## WHAT TO DO
Set down the data again in full, keeping every line exactly as it is.

━━ RECORDS FOR THIS TASK ━━

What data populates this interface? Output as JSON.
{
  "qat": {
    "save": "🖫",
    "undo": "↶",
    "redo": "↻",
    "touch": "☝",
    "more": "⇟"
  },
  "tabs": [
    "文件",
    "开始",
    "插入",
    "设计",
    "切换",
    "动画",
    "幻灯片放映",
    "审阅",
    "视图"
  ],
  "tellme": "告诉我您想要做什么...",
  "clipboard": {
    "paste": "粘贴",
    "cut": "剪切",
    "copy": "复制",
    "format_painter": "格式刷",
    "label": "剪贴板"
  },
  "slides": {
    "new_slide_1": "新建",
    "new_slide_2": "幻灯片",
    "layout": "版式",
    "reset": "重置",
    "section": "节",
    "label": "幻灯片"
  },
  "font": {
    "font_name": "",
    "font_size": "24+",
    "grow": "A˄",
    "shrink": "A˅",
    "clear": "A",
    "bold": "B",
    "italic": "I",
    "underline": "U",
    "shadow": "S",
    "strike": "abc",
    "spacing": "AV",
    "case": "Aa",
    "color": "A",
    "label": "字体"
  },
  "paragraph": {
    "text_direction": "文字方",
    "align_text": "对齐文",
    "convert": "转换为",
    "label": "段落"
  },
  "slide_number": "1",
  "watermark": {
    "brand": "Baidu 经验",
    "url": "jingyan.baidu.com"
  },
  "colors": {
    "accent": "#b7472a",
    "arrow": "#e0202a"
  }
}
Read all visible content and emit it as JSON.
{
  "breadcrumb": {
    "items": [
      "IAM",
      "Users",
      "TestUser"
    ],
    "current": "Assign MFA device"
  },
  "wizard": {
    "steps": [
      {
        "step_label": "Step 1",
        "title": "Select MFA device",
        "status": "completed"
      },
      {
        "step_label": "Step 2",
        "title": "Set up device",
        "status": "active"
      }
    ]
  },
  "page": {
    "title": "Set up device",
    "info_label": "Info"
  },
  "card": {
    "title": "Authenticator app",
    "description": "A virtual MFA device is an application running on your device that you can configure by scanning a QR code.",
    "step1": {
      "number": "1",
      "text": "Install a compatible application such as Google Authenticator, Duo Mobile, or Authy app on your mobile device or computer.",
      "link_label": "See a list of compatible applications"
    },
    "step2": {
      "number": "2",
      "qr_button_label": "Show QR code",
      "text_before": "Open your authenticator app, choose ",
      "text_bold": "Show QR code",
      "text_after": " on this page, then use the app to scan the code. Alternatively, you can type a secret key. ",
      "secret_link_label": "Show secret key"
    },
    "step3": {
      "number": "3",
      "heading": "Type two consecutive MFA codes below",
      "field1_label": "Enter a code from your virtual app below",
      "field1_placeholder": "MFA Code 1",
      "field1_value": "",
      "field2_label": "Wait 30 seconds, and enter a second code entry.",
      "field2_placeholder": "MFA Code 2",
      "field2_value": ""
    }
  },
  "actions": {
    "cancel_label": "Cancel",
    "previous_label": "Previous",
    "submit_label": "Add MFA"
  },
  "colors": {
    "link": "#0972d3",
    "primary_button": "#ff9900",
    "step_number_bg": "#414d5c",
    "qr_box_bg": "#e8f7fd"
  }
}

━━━

## RESPONSE AREA
What data populates this interface? Output as JSON.
{
  "qat": {
    "save": "🖫",
    "undo": "↶",
    "redo": "↻",
    "touch": "☝",
    "more": "⇟"
  },
  "tabs": [
    "文件",
    "开始",
    "插入",
    "设计",
    "切换",
    "动画",
    "幻灯片放映",
    "审阅",
    "视图"
  ],
  "tellme": "告诉我您想要做什么...",
  "clipboard": {
    "paste": "粘贴",
    "cut": "剪切",
    "copy": "复制",
    "format_painter": "格式刷",
    "label": "剪贴板"
  },
  "slides": {
    "new_slide_1": "新建",
    "new_slide_2": "幻灯片",
    "layout": "版式",
    "reset": "重置",
    "section": "节",
    "label": "幻灯片"
  },
  "font": {
    "font_name": "",
    "font_size": "24+",
    "grow": "A˄",
    "shrink": "A˅",
    "clear": "A",
    "bold": "B",
    "italic": "I",
    "underline": "U",
    "shadow": "S",
    "strike": "abc",
    "spacing": "AV",
    "case": "Aa",
    "color": "A",
    "label": "字体"
  },
  "paragraph": {
    "text_direction": "文字方",
    "align_text": "对齐文",
    "convert": "转换为",
    "label": "段落"
  },
  "slide_number": "1",
  "watermark": {
    "brand": "Baidu 经验",
    "url": "jingyan.baidu.com"
  },
  "colors": {
    "accent": "#b7472a",
    "arrow": "#e0202a"
  }
}
Read all visible content and emit it as JSON.
{
  "breadcrumb": {
    "items": [
      "IAM",
      "Users",
      "TestUser"
    ],
    "current": "Assign MFA device"
  },
  "wizard": {
    "steps": [
      {
        "step_label": "Step 1",
        "title": "Select MFA device",
        "status": "completed"
      },
      {
        "step_label": "Step 2",
        "title": "Set up device",
        "status": "active"
      }
    ]
  },
  "page": {
    "title": "Set up device",
    "info_label": "Info"
  },
  "card": {
    "title": "Authenticator app",
    "description": "A virtual MFA device is an application running on your device that you can configure by scanning a QR code.",
    "step1": {
      "number": "1",
      "text": "Install a compatible application such as Google Authenticator, Duo Mobile, or Authy app on your mobile device or computer.",
      "link_label": "See a list of compatible applications"
    },
    "step2": {
      "number": "2",
      "qr_button_label": "Show QR code",
      "text_before": "Open your authenticator app, choose ",
      "text_bold": "Show QR code",
      "text_after": " on this page, then use the app to scan the code. Alternatively, you can type a secret key. ",
      "secret_link_label": "Show secret key"
    },
    "step3": {
      "number": "3",
      "heading": "Type two consecutive MFA codes below",
      "field1_label": "Enter a code from your virtual app below",
      "field1_placeholder": "MFA Code 1",
      "field1_value": "",
      "field2_label": "Wait 30 seconds, and enter a second code entry.",
      "field2_placeholder": "MFA Code 2",
      "field2_value": ""
    }
  },
  "actions": {
    "cancel_label": "Cancel",
    "previous_label": "Previous",
    "submit_label": "Add MFA"
  },
  "colors": {
    "link": "#0972d3",
    "primary_button": "#ff9900",
    "step_number_bg": "#414d5c",
    "qr_box_bg": "#e8f7fd"
  }
}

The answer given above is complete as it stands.